The Artist Explains: Emilie Kahn - 'Island'

Photo credit: Melissa Gamache

Photo credit: Melissa Gamache

Emilie Kahn, formerly known as Emilie & Ogden talks us through the creative process behind her aesthetically pleasing visuals for ‘Island’.
’Island’ is taken from Emilie Kahn’s stunning sophomore full-length album, ‘Outro’ , which is out February 22nd via Secret City Records and will feature in the reviews section of the first issue of our physical magazine, due out January 14th and available for pre-order, here.

Emilie Kahn Explains
Where was the video for 'Island' filmed?

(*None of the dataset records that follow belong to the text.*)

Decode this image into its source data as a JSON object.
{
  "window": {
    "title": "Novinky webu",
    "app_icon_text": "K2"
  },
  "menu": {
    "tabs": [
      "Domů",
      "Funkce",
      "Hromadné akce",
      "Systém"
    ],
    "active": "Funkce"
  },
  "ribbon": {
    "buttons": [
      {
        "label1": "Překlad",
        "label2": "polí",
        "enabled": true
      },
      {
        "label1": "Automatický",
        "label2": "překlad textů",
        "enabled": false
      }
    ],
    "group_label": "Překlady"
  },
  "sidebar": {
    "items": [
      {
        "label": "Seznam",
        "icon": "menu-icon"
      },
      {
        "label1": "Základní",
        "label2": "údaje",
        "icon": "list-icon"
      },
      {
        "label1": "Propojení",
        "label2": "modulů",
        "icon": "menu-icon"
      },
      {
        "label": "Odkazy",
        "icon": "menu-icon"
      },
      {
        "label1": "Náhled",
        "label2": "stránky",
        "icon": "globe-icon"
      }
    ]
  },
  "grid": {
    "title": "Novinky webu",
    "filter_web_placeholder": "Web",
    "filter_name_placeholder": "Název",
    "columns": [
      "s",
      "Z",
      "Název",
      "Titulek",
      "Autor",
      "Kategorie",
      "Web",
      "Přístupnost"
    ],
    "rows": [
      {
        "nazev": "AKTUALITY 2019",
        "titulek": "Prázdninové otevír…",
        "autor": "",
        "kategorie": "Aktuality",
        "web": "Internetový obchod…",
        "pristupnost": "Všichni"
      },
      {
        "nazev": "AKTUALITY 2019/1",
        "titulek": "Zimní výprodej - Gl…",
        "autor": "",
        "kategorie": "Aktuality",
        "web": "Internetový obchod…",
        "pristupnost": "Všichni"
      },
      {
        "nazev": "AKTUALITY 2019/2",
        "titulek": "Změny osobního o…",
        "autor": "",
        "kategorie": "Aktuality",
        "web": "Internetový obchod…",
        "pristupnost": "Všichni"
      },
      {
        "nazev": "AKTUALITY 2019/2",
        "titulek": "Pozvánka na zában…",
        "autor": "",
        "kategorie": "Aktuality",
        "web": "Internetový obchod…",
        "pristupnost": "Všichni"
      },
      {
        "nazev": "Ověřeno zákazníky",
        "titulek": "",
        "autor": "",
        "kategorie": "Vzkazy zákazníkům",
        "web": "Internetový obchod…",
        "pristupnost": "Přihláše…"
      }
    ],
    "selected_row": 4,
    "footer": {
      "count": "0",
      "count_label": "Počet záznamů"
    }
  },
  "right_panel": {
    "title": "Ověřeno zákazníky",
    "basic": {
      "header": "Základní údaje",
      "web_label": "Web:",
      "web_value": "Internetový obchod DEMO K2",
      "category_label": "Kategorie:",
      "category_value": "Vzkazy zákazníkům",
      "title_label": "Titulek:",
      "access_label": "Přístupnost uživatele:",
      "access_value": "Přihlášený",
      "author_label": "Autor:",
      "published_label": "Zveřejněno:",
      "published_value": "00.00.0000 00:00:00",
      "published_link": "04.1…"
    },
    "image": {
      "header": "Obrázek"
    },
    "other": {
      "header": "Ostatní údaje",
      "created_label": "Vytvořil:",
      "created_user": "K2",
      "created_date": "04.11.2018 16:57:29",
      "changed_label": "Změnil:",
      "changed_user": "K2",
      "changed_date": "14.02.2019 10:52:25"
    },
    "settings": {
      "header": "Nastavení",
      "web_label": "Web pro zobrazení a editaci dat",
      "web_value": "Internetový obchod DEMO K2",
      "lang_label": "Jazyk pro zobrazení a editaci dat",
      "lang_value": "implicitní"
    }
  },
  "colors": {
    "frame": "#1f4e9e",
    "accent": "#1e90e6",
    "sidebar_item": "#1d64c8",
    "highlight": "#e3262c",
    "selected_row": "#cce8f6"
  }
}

‘Island’ was filmed in various locations here in Quebec, in and around Montreal. One of the main locations was a motocross track in Oka, plus a local diner nearby. Other shots were done in studio — the scene where I appear to be laying on a beach I was actually on the roof of the studio. 

How does the video connect with the song?

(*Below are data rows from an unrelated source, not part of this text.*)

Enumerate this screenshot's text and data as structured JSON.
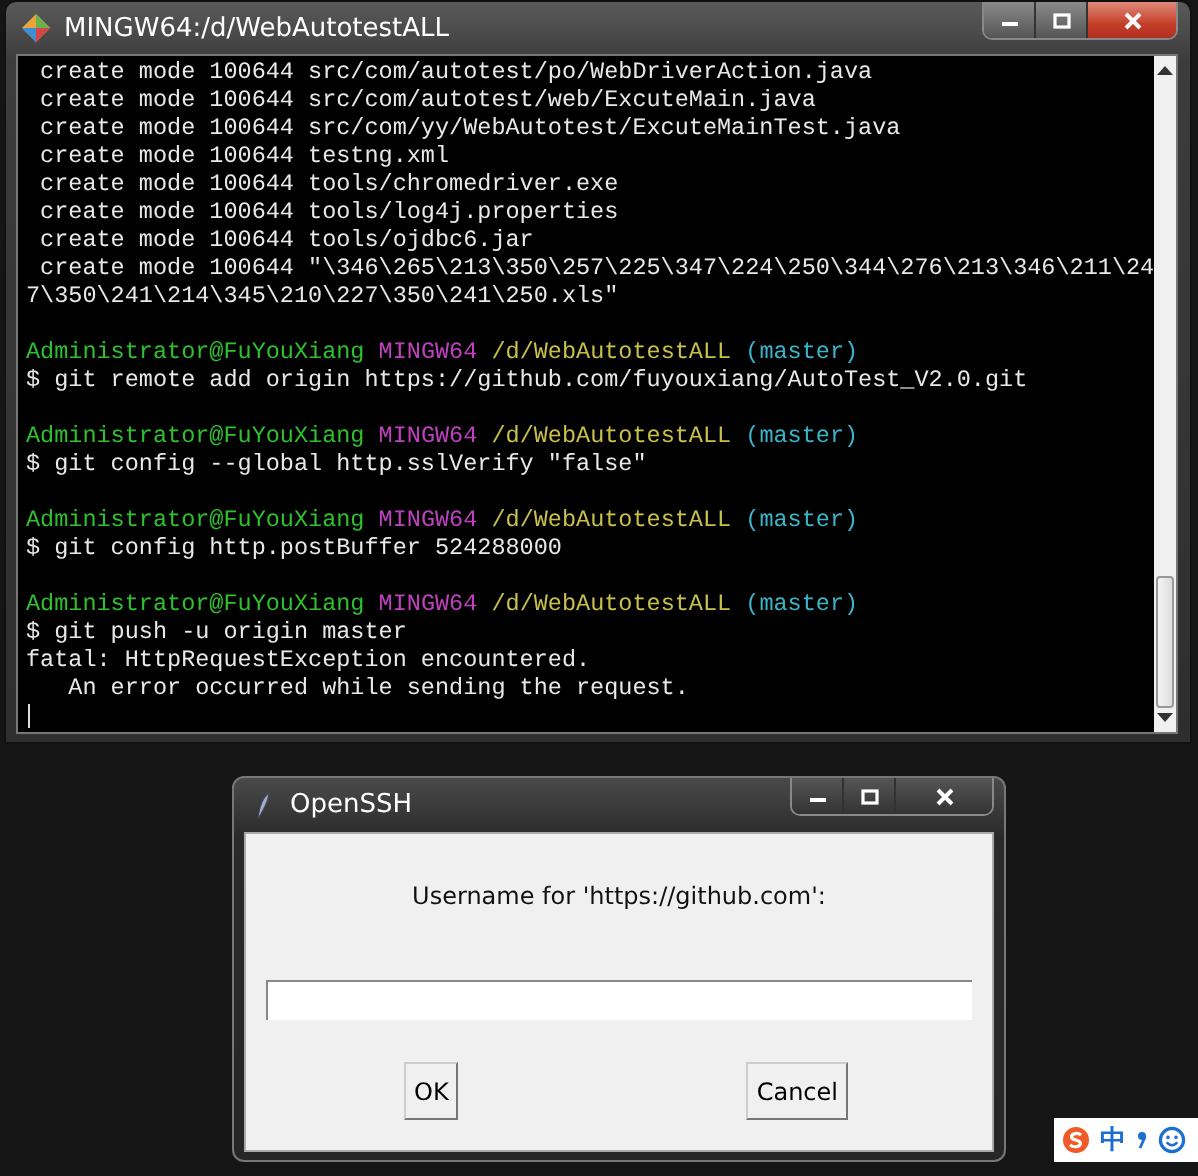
{
  "terminal": {
    "title": "MINGW64:/d/WebAutotestALL",
    "lines": [
      {
        "kind": "output",
        "text": " create mode 100644 src/com/autotest/po/WebDriverAction.java"
      },
      {
        "kind": "output",
        "text": " create mode 100644 src/com/autotest/web/ExcuteMain.java"
      },
      {
        "kind": "output",
        "text": " create mode 100644 src/com/yy/WebAutotest/ExcuteMainTest.java"
      },
      {
        "kind": "output",
        "text": " create mode 100644 testng.xml"
      },
      {
        "kind": "output",
        "text": " create mode 100644 tools/chromedriver.exe"
      },
      {
        "kind": "output",
        "text": " create mode 100644 tools/log4j.properties"
      },
      {
        "kind": "output",
        "text": " create mode 100644 tools/ojdbc6.jar"
      },
      {
        "kind": "output",
        "text": " create mode 100644 \"\\346\\265\\213\\350\\257\\225\\347\\224\\250\\344\\276\\213\\346\\211\\24"
      },
      {
        "kind": "output",
        "text": "7\\350\\241\\214\\345\\210\\227\\350\\241\\250.xls\""
      },
      {
        "kind": "blank"
      },
      {
        "kind": "prompt",
        "user": "Administrator@FuYouXiang",
        "host": "MINGW64",
        "path": "/d/WebAutotestALL",
        "branch": "(master)"
      },
      {
        "kind": "command",
        "text": "$ git remote add origin https://github.com/fuyouxiang/AutoTest_V2.0.git"
      },
      {
        "kind": "blank"
      },
      {
        "kind": "prompt",
        "user": "Administrator@FuYouXiang",
        "host": "MINGW64",
        "path": "/d/WebAutotestALL",
        "branch": "(master)"
      },
      {
        "kind": "command",
        "text": "$ git config --global http.sslVerify \"false\""
      },
      {
        "kind": "blank"
      },
      {
        "kind": "prompt",
        "user": "Administrator@FuYouXiang",
        "host": "MINGW64",
        "path": "/d/WebAutotestALL",
        "branch": "(master)"
      },
      {
        "kind": "command",
        "text": "$ git config http.postBuffer 524288000"
      },
      {
        "kind": "blank"
      },
      {
        "kind": "prompt",
        "user": "Administrator@FuYouXiang",
        "host": "MINGW64",
        "path": "/d/WebAutotestALL",
        "branch": "(master)"
      },
      {
        "kind": "command",
        "text": "$ git push -u origin master"
      },
      {
        "kind": "output",
        "text": "fatal: HttpRequestException encountered."
      },
      {
        "kind": "output",
        "text": "   An error occurred while sending the request."
      },
      {
        "kind": "cursor"
      }
    ]
  },
  "dialog": {
    "title": "OpenSSH",
    "prompt": "Username for 'https://github.com':",
    "buttons": [
      "OK",
      "Cancel"
    ]
  },
  "ime_toolbar": {
    "label": "中"
  }
}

The song is about feeling disillusioned and defeated, and just wanting to disappear to another place. Many of the images in the video are meant to portray myself instead finding refuge either internally or by leaning on other women, while still existing in the centre of a crowded, chaotic world.

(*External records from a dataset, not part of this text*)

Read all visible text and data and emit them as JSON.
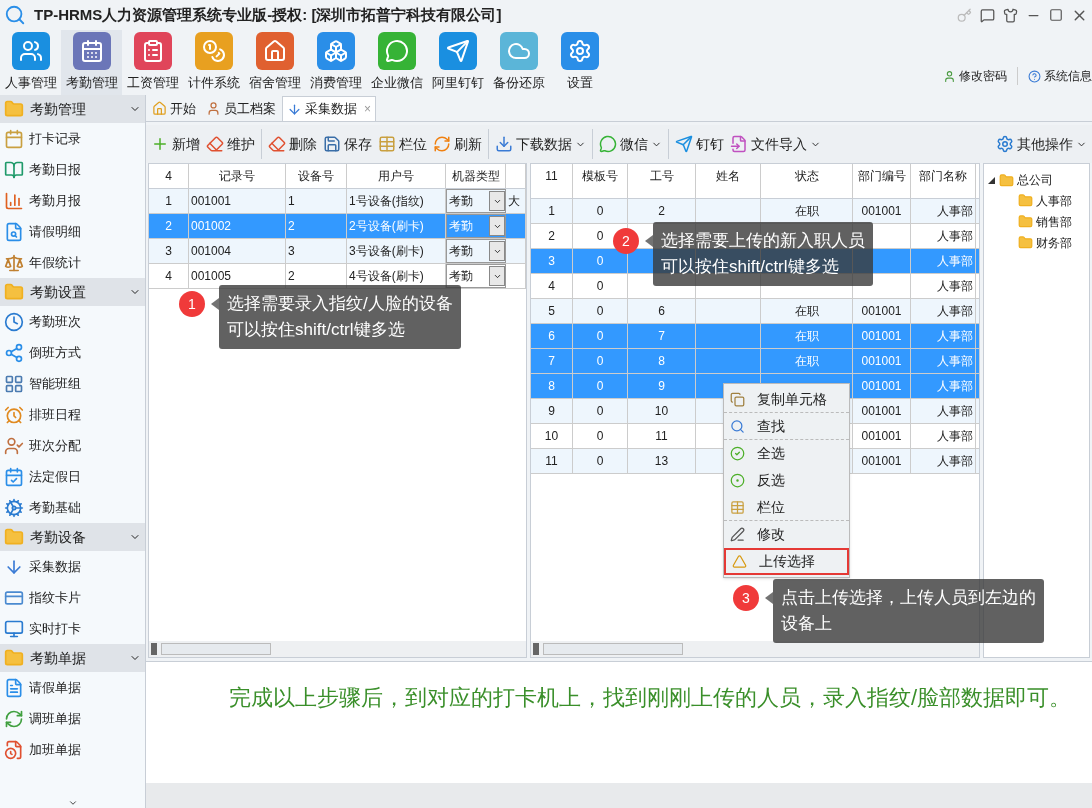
{
  "window": {
    "title": "TP-HRMS人力资源管理系统专业版-授权: [深圳市拓普宁科技有限公司]"
  },
  "modules": [
    {
      "label": "人事管理",
      "selected": false
    },
    {
      "label": "考勤管理",
      "selected": true
    },
    {
      "label": "工资管理",
      "selected": false
    },
    {
      "label": "计件系统",
      "selected": false
    },
    {
      "label": "宿舍管理",
      "selected": false
    },
    {
      "label": "消费管理",
      "selected": false
    },
    {
      "label": "企业微信",
      "selected": false
    },
    {
      "label": "阿里钉钉",
      "selected": false
    },
    {
      "label": "备份还原",
      "selected": false
    },
    {
      "label": "设置",
      "selected": false
    }
  ],
  "user_links": [
    "修改密码",
    "系统信息"
  ],
  "sidebar": {
    "groups": [
      {
        "label": "考勤管理",
        "items": [
          "打卡记录",
          "考勤日报",
          "考勤月报",
          "请假明细",
          "年假统计"
        ]
      },
      {
        "label": "考勤设置",
        "items": [
          "考勤班次",
          "倒班方式",
          "智能班组",
          "排班日程",
          "班次分配",
          "法定假日",
          "考勤基础"
        ]
      },
      {
        "label": "考勤设备",
        "items": [
          "采集数据",
          "指纹卡片",
          "实时打卡"
        ]
      },
      {
        "label": "考勤单据",
        "items": [
          "请假单据",
          "调班单据",
          "加班单据"
        ]
      }
    ]
  },
  "tabs": [
    {
      "label": "开始",
      "selected": false,
      "closable": false
    },
    {
      "label": "员工档案",
      "selected": false,
      "closable": false
    },
    {
      "label": "采集数据",
      "selected": true,
      "closable": true,
      "close": "×"
    }
  ],
  "toolbar": [
    {
      "label": "新增",
      "dropdown": false,
      "separator_before": false
    },
    {
      "label": "维护",
      "dropdown": false,
      "separator_before": false
    },
    {
      "label": "删除",
      "dropdown": false,
      "separator_before": true
    },
    {
      "label": "保存",
      "dropdown": false,
      "separator_before": false
    },
    {
      "label": "栏位",
      "dropdown": false,
      "separator_before": false
    },
    {
      "label": "刷新",
      "dropdown": false,
      "separator_before": false
    },
    {
      "label": "下载数据",
      "dropdown": true,
      "separator_before": true
    },
    {
      "label": "微信",
      "dropdown": true,
      "separator_before": true
    },
    {
      "label": "钉钉",
      "dropdown": false,
      "separator_before": true
    },
    {
      "label": "文件导入",
      "dropdown": true,
      "separator_before": false
    }
  ],
  "toolbar_right": {
    "label": "其他操作",
    "dropdown": true
  },
  "device_grid": {
    "columns": [
      "4",
      "记录号",
      "设备号",
      "用户号",
      "机器类型",
      ""
    ],
    "rows": [
      {
        "cells": [
          "1",
          "001001",
          "1",
          "1号设备(指纹)",
          "考勤",
          "大"
        ],
        "selected": false
      },
      {
        "cells": [
          "2",
          "001002",
          "2",
          "2号设备(刷卡)",
          "考勤",
          ""
        ],
        "selected": true
      },
      {
        "cells": [
          "3",
          "001004",
          "3",
          "3号设备(刷卡)",
          "考勤",
          ""
        ],
        "selected": false
      },
      {
        "cells": [
          "4",
          "001005",
          "2",
          "4号设备(刷卡)",
          "考勤",
          ""
        ],
        "selected": false
      }
    ]
  },
  "employee_grid": {
    "columns": [
      "11",
      "模板号",
      "工号",
      "姓名",
      "状态",
      "部门编号",
      "部门名称"
    ],
    "rows": [
      {
        "cells": [
          "1",
          "0",
          "2",
          "",
          "在职",
          "001001",
          "人事部"
        ],
        "selected": false
      },
      {
        "cells": [
          "2",
          "0",
          "",
          "",
          "",
          "",
          "人事部"
        ],
        "selected": false
      },
      {
        "cells": [
          "3",
          "0",
          "",
          "",
          "",
          "",
          "人事部"
        ],
        "selected": true
      },
      {
        "cells": [
          "4",
          "0",
          "",
          "",
          "",
          "",
          "人事部"
        ],
        "selected": false
      },
      {
        "cells": [
          "5",
          "0",
          "6",
          "",
          "在职",
          "001001",
          "人事部"
        ],
        "selected": false
      },
      {
        "cells": [
          "6",
          "0",
          "7",
          "",
          "在职",
          "001001",
          "人事部"
        ],
        "selected": true
      },
      {
        "cells": [
          "7",
          "0",
          "8",
          "",
          "在职",
          "001001",
          "人事部"
        ],
        "selected": true
      },
      {
        "cells": [
          "8",
          "0",
          "9",
          "",
          "",
          "001001",
          "人事部"
        ],
        "selected": true
      },
      {
        "cells": [
          "9",
          "0",
          "10",
          "",
          "",
          "001001",
          "人事部"
        ],
        "selected": false
      },
      {
        "cells": [
          "10",
          "0",
          "11",
          "",
          "",
          "001001",
          "人事部"
        ],
        "selected": false
      },
      {
        "cells": [
          "11",
          "0",
          "13",
          "",
          "",
          "001001",
          "人事部"
        ],
        "selected": false
      }
    ]
  },
  "org_tree": {
    "label": "总公司",
    "expanded": true,
    "children": [
      {
        "label": "人事部"
      },
      {
        "label": "销售部"
      },
      {
        "label": "财务部"
      }
    ]
  },
  "context_menu": [
    {
      "label": "复制单元格",
      "separator_after": true,
      "highlighted": false
    },
    {
      "label": "查找",
      "separator_after": true,
      "highlighted": false
    },
    {
      "label": "全选",
      "separator_after": false,
      "highlighted": false
    },
    {
      "label": "反选",
      "separator_after": false,
      "highlighted": false
    },
    {
      "label": "栏位",
      "separator_after": true,
      "highlighted": false
    },
    {
      "label": "修改",
      "separator_after": false,
      "highlighted": false
    },
    {
      "label": "上传选择",
      "separator_after": false,
      "highlighted": true
    }
  ],
  "callouts": [
    {
      "number": "1",
      "lines": [
        "选择需要录入指纹/人脸的设备",
        "可以按住shift/ctrl键多选"
      ]
    },
    {
      "number": "2",
      "lines": [
        "选择需要上传的新入职人员",
        "可以按住shift/ctrl键多选"
      ]
    },
    {
      "number": "3",
      "lines": [
        "点击上传选择，上传人员到左边的",
        "设备上"
      ]
    }
  ],
  "note": "完成以上步骤后，到对应的打卡机上，找到刚刚上传的人员，录入指纹/脸部数据即可。"
}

Do you have any noteworthy behind the scenes stories? 

This was the first set I’ve been on that was made up of mostly women, both behind and in front of the camera, which created a very special and fun energy for the two days of shooting. For instance, while we were trying to get the shot of all the girls laying together in a pile none of us could stop laughing. When it came to the outdoor scenes, it was actually super cold outside, so when I appear to be relaxing in a bathing suit in reality I was freezing and the team had to run and cover me up between shots. 

Could you tell us about the ideas/ themes/ imagery used? 

Director Marie-Soleil Denault has an incredible talent for creating striking, of-the-moment images. The styling and art direction portray a sort of tongue-in-cheek vision of feminine glamour, which is then subverted by placing myself and the girls in not-so-glamourous, often “masculine” locations. 

Is there a message the video is trying to convey?

Rather than being in competition with one-another, we can find liberation through solidarity. 

Interview Feature by Karla Harris